I did wander down the gravel spit, separately the two afore mentioned lakes. Curiously, the bulldozer driver appears to have simple driven down to its east end, scraping the top surface of gravel as he went. Then dumped the scrapings off the east end of the spit, before trundling back west to the ridge. Very little had actually been done.
It is all rather perplexing, but seems to be the normal modus operandi. No doubts the logic will be revealed as the weeks pass along. However, I feel the formation of the ramp up to the ridge and the cutting through the south end of the ridge do point to work commencing soon on dismantling the north embankment and ridge.
We noticed a huge amount of activity on the Hampshire side of the site on the two days we walked along the south footpath.
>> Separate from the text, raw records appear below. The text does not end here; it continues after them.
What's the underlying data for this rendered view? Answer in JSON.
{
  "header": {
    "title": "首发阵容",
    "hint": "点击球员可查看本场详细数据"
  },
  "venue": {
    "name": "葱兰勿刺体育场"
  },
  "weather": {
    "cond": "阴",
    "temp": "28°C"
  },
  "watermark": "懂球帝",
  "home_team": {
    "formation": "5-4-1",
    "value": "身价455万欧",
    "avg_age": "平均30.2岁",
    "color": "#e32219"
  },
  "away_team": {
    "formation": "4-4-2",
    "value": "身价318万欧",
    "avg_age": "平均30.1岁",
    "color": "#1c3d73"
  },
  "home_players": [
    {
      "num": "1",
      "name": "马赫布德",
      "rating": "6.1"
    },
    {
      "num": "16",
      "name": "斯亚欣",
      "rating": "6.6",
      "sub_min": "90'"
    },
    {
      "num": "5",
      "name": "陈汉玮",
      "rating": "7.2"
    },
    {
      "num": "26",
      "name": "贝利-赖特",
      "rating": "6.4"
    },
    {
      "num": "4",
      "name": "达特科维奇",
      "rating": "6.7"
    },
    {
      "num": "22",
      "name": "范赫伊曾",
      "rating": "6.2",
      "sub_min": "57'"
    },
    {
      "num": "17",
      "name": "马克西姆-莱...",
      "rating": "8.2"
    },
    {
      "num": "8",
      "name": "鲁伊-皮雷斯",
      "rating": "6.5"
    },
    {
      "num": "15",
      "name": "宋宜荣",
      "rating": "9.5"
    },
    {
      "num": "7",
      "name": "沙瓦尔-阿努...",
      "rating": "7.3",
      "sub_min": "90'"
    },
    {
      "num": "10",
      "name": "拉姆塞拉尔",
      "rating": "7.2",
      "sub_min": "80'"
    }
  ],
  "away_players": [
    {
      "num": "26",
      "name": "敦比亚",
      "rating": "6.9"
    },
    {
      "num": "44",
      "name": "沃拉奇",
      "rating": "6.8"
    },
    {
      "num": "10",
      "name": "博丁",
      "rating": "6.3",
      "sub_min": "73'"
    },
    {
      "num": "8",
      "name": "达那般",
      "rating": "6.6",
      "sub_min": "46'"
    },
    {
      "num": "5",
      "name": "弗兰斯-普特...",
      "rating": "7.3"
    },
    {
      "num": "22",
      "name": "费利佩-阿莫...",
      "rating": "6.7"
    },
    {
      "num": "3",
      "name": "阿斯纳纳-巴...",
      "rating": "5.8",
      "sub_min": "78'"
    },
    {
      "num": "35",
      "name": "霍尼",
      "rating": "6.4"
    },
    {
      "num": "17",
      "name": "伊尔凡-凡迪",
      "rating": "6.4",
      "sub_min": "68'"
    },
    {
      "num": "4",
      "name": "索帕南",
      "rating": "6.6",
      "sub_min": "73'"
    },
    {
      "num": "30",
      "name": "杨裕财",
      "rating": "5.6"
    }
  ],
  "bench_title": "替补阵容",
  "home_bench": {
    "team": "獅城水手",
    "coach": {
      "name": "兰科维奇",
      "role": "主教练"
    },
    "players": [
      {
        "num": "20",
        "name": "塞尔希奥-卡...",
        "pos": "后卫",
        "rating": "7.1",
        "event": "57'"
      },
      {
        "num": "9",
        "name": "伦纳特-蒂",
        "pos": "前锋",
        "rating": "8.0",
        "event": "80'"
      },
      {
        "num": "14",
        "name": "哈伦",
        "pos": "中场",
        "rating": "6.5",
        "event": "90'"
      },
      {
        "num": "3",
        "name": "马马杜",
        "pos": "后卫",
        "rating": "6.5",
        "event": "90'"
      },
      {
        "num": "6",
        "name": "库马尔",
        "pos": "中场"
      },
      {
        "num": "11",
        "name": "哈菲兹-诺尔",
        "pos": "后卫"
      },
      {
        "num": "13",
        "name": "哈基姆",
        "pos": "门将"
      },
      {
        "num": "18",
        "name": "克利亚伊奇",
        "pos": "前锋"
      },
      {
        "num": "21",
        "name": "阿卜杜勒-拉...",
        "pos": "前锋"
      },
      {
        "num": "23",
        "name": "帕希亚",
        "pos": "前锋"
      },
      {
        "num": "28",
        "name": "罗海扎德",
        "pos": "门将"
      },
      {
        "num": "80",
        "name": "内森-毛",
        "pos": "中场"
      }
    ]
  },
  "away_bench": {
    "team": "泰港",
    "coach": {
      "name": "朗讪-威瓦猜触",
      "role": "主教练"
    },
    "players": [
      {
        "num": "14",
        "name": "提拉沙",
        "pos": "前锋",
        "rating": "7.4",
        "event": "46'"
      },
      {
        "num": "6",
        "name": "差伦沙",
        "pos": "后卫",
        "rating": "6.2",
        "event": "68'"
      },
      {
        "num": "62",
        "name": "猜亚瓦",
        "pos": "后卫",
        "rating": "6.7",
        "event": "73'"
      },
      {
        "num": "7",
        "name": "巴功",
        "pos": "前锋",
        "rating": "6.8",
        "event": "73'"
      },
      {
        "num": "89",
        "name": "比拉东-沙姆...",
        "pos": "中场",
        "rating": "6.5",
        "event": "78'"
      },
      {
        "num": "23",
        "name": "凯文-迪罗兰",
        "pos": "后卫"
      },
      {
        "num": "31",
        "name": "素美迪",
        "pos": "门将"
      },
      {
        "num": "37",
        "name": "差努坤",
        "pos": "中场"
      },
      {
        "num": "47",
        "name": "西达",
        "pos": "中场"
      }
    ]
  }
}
We mainly heard rather than saw the activity.
I'm not terribly interested about this side of the site as most of it will be turned into a sporting complex. A quick squint as we crossed through the gates across the south footpath, seemed to show that the vast hole has been filled in and smoothed over. A channel that was cut last year, that lead into the Blackwater, has been deepened and widened. I did notice the tractor with water tank filling up said tank with water from a pond on the Hampshire side of the site. This small pond will form the only nature reserve part of the Hampshire site.
Before the slide shows, a very approximate view of progress. I think the new north shore, as I have drawn it, should be further south - especially on the side nearest the Longwater road. The south shore should be a tad further south. If I redraw this progress map, I might use a colour that stands out more, i.e. black or purple or bright yellow.
North and West embankments and the ridge
I'm not sure why the north and west embankments were strimmed. In particular why the top and sides of the west embankment were strimmed, but only the top of the north embankment. Also, only a small part of the ridge was strimmed. Perhaps the contractors ran out of time. Rather curious if they did as they came around on Tuesday. Then again, this is what happened when they first visited the site: they only appeared to have strimmed the west facing slope of the west ridge.
Whatever the reason for the strimming it does look as if Inert are preparing to tackle the embankments in the near future. A prediction which will probably be proved wrong.
For the first time in a couple of months, I have revisited the gravel spit. Breeding season is now pretty much over with. Many birds are beginning to migrate. Inert have started work on the area.
Cormorant lake and the gravel spit.
It has been some weeks since I've been here. Both Inert and I have kept off this part of the site to allow birds to breed in peace. My greatest surprise (last week really when a cutting was made through the ridge) was how dry the area had become, due to a combination of pumping and drought. Anyway, enjoy the scenery as it is likely to change drastically over the coming weeks and months.
Now back to the star of our show for the past few weeks. I was only half correct in sticking my neck out last week and saying that Inert would fill in the bit west of the causeway. They have, sort of, started to do this, and continue infilling the large area to the east of the causeway. What surprised me was that they worked on the south shore of Finch pond by dint of scraping off a couple of feet or so and pushing it to Finch pond. In addition, various lorry loads of soil were dumped on the area. It is just that this whole area was levelled and made smooth some weeks ago.
I do find it quite an eerie feeling walking across the reclaimed land. I have been so used to it being an expanse of water.
A polite notice first: All photographs on this blog are owned by me and subject to copyright.